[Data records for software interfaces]
# # # # # # #

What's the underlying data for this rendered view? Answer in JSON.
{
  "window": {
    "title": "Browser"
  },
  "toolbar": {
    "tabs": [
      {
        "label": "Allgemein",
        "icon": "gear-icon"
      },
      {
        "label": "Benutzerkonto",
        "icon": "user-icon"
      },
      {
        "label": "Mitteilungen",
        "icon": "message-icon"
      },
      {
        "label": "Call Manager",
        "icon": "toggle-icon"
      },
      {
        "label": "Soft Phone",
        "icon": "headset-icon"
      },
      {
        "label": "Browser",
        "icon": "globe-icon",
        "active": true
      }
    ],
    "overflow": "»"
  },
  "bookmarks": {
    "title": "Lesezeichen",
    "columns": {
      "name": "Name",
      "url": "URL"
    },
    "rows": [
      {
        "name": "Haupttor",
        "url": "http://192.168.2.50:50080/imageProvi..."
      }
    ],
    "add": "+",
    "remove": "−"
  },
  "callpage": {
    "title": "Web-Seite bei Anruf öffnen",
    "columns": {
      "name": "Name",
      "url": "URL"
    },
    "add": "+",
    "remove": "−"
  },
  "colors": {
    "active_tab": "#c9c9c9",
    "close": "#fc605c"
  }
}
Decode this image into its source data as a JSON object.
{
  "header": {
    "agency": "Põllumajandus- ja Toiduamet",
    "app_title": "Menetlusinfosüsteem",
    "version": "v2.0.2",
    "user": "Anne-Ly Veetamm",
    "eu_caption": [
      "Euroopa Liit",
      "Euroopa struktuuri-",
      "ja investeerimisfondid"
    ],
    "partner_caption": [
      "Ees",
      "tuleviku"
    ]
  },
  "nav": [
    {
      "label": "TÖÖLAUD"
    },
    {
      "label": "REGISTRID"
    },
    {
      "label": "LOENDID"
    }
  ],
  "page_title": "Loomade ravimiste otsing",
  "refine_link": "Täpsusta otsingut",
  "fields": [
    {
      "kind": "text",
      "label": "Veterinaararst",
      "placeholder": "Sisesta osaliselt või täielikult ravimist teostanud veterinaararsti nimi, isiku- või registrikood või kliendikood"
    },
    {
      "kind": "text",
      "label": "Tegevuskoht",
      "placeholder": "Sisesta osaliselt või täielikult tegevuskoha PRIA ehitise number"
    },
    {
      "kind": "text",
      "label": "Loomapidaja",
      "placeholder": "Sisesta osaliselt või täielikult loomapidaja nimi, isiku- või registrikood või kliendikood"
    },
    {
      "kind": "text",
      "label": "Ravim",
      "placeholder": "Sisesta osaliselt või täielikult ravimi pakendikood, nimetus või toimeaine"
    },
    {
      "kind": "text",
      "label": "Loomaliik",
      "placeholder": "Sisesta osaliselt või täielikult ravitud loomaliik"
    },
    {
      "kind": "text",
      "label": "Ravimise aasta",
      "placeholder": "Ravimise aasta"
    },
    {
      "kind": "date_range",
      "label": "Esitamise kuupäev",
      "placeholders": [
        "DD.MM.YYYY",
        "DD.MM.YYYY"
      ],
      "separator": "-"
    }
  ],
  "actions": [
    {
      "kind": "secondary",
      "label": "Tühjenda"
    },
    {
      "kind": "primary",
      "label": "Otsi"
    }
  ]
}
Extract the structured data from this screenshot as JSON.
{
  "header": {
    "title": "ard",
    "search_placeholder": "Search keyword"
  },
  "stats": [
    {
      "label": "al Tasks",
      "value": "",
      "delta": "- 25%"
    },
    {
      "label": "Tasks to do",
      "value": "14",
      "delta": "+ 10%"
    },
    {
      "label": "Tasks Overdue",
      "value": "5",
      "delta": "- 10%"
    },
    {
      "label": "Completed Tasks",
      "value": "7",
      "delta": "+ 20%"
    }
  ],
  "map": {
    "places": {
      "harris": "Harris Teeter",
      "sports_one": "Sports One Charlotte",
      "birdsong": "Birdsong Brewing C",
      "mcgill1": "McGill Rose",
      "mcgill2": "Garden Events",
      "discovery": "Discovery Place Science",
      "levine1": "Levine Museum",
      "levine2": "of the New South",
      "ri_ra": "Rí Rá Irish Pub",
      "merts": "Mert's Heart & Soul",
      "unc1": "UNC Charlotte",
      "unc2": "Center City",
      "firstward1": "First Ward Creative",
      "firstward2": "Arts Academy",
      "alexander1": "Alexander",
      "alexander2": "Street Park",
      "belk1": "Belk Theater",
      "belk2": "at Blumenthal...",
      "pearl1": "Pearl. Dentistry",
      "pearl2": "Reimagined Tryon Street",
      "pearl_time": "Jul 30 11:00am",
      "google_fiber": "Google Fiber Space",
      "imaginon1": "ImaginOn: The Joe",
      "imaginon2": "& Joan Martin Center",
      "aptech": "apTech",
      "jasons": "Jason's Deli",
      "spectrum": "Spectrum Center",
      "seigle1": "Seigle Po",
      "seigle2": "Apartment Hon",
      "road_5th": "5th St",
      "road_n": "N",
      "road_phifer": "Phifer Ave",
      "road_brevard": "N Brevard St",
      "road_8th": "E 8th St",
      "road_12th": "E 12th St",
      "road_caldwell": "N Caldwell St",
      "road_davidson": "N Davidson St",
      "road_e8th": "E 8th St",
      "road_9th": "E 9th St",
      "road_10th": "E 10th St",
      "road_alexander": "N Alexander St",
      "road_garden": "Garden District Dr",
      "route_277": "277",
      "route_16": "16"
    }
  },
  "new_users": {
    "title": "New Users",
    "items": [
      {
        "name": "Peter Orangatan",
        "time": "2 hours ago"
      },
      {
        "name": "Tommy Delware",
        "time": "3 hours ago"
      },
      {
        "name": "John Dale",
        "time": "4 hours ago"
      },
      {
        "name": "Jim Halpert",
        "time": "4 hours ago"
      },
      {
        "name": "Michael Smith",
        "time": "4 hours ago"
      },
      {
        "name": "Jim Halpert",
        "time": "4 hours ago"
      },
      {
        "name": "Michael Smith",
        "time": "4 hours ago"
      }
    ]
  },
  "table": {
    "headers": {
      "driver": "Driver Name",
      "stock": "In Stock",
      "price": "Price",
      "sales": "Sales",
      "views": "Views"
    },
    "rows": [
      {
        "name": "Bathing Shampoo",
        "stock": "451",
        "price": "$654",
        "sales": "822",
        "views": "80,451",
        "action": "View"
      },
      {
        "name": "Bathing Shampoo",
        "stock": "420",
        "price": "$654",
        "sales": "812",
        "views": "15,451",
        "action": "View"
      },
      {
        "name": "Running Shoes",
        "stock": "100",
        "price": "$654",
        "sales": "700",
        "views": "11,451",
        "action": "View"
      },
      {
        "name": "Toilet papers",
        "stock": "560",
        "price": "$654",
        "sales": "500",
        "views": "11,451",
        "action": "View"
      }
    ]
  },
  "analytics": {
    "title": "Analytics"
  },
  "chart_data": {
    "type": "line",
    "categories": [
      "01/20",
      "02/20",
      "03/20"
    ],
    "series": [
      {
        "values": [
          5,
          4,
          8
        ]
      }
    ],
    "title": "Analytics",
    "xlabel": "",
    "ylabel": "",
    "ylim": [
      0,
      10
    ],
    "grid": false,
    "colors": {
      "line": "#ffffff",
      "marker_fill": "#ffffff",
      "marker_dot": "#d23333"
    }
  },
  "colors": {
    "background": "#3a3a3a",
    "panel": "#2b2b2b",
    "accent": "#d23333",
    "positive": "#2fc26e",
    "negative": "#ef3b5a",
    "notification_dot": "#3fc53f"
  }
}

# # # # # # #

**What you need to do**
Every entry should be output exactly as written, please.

**Response box**
What's the underlying data for this rendered view? Answer in JSON.
{
  "window": {
    "title": "Browser"
  },
  "toolbar": {
    "tabs": [
      {
        "label": "Allgemein",
        "icon": "gear-icon"
      },
      {
        "label": "Benutzerkonto",
        "icon": "user-icon"
      },
      {
        "label": "Mitteilungen",
        "icon": "message-icon"
      },
      {
        "label": "Call Manager",
        "icon": "toggle-icon"
      },
      {
        "label": "Soft Phone",
        "icon": "headset-icon"
      },
      {
        "label": "Browser",
        "icon": "globe-icon",
        "active": true
      }
    ],
    "overflow": "»"
  },
  "bookmarks": {
    "title": "Lesezeichen",
    "columns": {
      "name": "Name",
      "url": "URL"
    },
    "rows": [
      {
        "name": "Haupttor",
        "url": "http://192.168.2.50:50080/imageProvi..."
      }
    ],
    "add": "+",
    "remove": "−"
  },
  "callpage": {
    "title": "Web-Seite bei Anruf öffnen",
    "columns": {
      "name": "Name",
      "url": "URL"
    },
    "add": "+",
    "remove": "−"
  },
  "colors": {
    "active_tab": "#c9c9c9",
    "close": "#fc605c"
  }
}
Decode this image into its source data as a JSON object.
{
  "header": {
    "agency": "Põllumajandus- ja Toiduamet",
    "app_title": "Menetlusinfosüsteem",
    "version": "v2.0.2",
    "user": "Anne-Ly Veetamm",
    "eu_caption": [
      "Euroopa Liit",
      "Euroopa struktuuri-",
      "ja investeerimisfondid"
    ],
    "partner_caption": [
      "Ees",
      "tuleviku"
    ]
  },
  "nav": [
    {
      "label": "TÖÖLAUD"
    },
    {
      "label": "REGISTRID"
    },
    {
      "label": "LOENDID"
    }
  ],
  "page_title": "Loomade ravimiste otsing",
  "refine_link": "Täpsusta otsingut",
  "fields": [
    {
      "kind": "text",
      "label": "Veterinaararst",
      "placeholder": "Sisesta osaliselt või täielikult ravimist teostanud veterinaararsti nimi, isiku- või registrikood või kliendikood"
    },
    {
      "kind": "text",
      "label": "Tegevuskoht",
      "placeholder": "Sisesta osaliselt või täielikult tegevuskoha PRIA ehitise number"
    },
    {
      "kind": "text",
      "label": "Loomapidaja",
      "placeholder": "Sisesta osaliselt või täielikult loomapidaja nimi, isiku- või registrikood või kliendikood"
    },
    {
      "kind": "text",
      "label": "Ravim",
      "placeholder": "Sisesta osaliselt või täielikult ravimi pakendikood, nimetus või toimeaine"
    },
    {
      "kind": "text",
      "label": "Loomaliik",
      "placeholder": "Sisesta osaliselt või täielikult ravitud loomaliik"
    },
    {
      "kind": "text",
      "label": "Ravimise aasta",
      "placeholder": "Ravimise aasta"
    },
    {
      "kind": "date_range",
      "label": "Esitamise kuupäev",
      "placeholders": [
        "DD.MM.YYYY",
        "DD.MM.YYYY"
      ],
      "separator": "-"
    }
  ],
  "actions": [
    {
      "kind": "secondary",
      "label": "Tühjenda"
    },
    {
      "kind": "primary",
      "label": "Otsi"
    }
  ]
}
Extract the structured data from this screenshot as JSON.
{
  "header": {
    "title": "ard",
    "search_placeholder": "Search keyword"
  },
  "stats": [
    {
      "label": "al Tasks",
      "value": "",
      "delta": "- 25%"
    },
    {
      "label": "Tasks to do",
      "value": "14",
      "delta": "+ 10%"
    },
    {
      "label": "Tasks Overdue",
      "value": "5",
      "delta": "- 10%"
    },
    {
      "label": "Completed Tasks",
      "value": "7",
      "delta": "+ 20%"
    }
  ],
  "map": {
    "places": {
      "harris": "Harris Teeter",
      "sports_one": "Sports One Charlotte",
      "birdsong": "Birdsong Brewing C",
      "mcgill1": "McGill Rose",
      "mcgill2": "Garden Events",
      "discovery": "Discovery Place Science",
      "levine1": "Levine Museum",
      "levine2": "of the New South",
      "ri_ra": "Rí Rá Irish Pub",
      "merts": "Mert's Heart & Soul",
      "unc1": "UNC Charlotte",
      "unc2": "Center City",
      "firstward1": "First Ward Creative",
      "firstward2": "Arts Academy",
      "alexander1": "Alexander",
      "alexander2": "Street Park",
      "belk1": "Belk Theater",
      "belk2": "at Blumenthal...",
      "pearl1": "Pearl. Dentistry",
      "pearl2": "Reimagined Tryon Street",
      "pearl_time": "Jul 30 11:00am",
      "google_fiber": "Google Fiber Space",
      "imaginon1": "ImaginOn: The Joe",
      "imaginon2": "& Joan Martin Center",
      "aptech": "apTech",
      "jasons": "Jason's Deli",
      "spectrum": "Spectrum Center",
      "seigle1": "Seigle Po",
      "seigle2": "Apartment Hon",
      "road_5th": "5th St",
      "road_n": "N",
      "road_phifer": "Phifer Ave",
      "road_brevard": "N Brevard St",
      "road_8th": "E 8th St",
      "road_12th": "E 12th St",
      "road_caldwell": "N Caldwell St",
      "road_davidson": "N Davidson St",
      "road_e8th": "E 8th St",
      "road_9th": "E 9th St",
      "road_10th": "E 10th St",
      "road_alexander": "N Alexander St",
      "road_garden": "Garden District Dr",
      "route_277": "277",
      "route_16": "16"
    }
  },
  "new_users": {
    "title": "New Users",
    "items": [
      {
        "name": "Peter Orangatan",
        "time": "2 hours ago"
      },
      {
        "name": "Tommy Delware",
        "time": "3 hours ago"
      },
      {
        "name": "John Dale",
        "time": "4 hours ago"
      },
      {
        "name": "Jim Halpert",
        "time": "4 hours ago"
      },
      {
        "name": "Michael Smith",
        "time": "4 hours ago"
      },
      {
        "name": "Jim Halpert",
        "time": "4 hours ago"
      },
      {
        "name": "Michael Smith",
        "time": "4 hours ago"
      }
    ]
  },
  "table": {
    "headers": {
      "driver": "Driver Name",
      "stock": "In Stock",
      "price": "Price",
      "sales": "Sales",
      "views": "Views"
    },
    "rows": [
      {
        "name": "Bathing Shampoo",
        "stock": "451",
        "price": "$654",
        "sales": "822",
        "views": "80,451",
        "action": "View"
      },
      {
        "name": "Bathing Shampoo",
        "stock": "420",
        "price": "$654",
        "sales": "812",
        "views": "15,451",
        "action": "View"
      },
      {
        "name": "Running Shoes",
        "stock": "100",
        "price": "$654",
        "sales": "700",
        "views": "11,451",
        "action": "View"
      },
      {
        "name": "Toilet papers",
        "stock": "560",
        "price": "$654",
        "sales": "500",
        "views": "11,451",
        "action": "View"
      }
    ]
  },
  "analytics": {
    "title": "Analytics"
  },
  "chart_data": {
    "type": "line",
    "categories": [
      "01/20",
      "02/20",
      "03/20"
    ],
    "series": [
      {
        "values": [
          5,
          4,
          8
        ]
      }
    ],
    "title": "Analytics",
    "xlabel": "",
    "ylabel": "",
    "ylim": [
      0,
      10
    ],
    "grid": false,
    "colors": {
      "line": "#ffffff",
      "marker_fill": "#ffffff",
      "marker_dot": "#d23333"
    }
  },
  "colors": {
    "background": "#3a3a3a",
    "panel": "#2b2b2b",
    "accent": "#d23333",
    "positive": "#2fc26e",
    "negative": "#ef3b5a",
    "notification_dot": "#3fc53f"
  }
}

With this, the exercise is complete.